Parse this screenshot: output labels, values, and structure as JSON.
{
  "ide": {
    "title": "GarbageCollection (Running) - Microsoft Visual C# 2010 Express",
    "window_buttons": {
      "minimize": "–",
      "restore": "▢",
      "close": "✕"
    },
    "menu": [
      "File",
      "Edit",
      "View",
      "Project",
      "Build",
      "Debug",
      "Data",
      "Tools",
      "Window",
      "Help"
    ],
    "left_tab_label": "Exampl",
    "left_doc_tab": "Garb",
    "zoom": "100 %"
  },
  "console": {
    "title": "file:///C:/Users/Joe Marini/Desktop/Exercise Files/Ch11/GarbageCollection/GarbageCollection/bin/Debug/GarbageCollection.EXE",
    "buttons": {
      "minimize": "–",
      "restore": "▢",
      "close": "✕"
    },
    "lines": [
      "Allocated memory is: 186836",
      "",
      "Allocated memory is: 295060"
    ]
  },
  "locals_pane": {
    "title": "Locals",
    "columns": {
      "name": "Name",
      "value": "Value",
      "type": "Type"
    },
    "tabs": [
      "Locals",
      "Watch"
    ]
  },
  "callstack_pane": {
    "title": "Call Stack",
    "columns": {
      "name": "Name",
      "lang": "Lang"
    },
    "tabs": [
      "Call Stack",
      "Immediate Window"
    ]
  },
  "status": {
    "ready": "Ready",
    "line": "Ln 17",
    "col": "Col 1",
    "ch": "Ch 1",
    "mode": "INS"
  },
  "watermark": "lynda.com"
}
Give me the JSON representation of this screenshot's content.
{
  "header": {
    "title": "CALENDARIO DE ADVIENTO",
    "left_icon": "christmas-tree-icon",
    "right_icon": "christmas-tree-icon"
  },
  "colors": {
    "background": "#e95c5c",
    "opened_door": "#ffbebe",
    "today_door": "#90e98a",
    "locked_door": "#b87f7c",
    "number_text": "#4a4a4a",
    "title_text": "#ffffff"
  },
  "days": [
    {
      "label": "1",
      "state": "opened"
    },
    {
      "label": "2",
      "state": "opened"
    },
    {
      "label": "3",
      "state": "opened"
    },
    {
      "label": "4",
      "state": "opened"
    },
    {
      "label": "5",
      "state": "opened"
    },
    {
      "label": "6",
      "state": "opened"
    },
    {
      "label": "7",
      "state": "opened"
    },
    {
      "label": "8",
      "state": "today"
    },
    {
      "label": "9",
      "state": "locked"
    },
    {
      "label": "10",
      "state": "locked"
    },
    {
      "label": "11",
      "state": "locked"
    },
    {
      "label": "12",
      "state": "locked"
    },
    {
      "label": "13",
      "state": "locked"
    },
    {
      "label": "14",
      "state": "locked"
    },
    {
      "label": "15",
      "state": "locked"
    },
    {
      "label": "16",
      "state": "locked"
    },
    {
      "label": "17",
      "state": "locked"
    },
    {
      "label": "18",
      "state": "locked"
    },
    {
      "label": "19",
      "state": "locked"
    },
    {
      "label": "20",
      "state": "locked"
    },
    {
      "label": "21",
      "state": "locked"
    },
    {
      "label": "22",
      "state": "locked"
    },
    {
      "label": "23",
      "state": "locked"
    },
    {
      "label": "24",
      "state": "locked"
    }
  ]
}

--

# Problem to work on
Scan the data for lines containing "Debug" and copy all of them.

# Exercise response
      "Debug",
    "title": "file:///C:/Users/Joe Marini/Desktop/Exercise Files/Ch11/GarbageCollection/GarbageCollection/bin/Debug/GarbageCollection.EXE",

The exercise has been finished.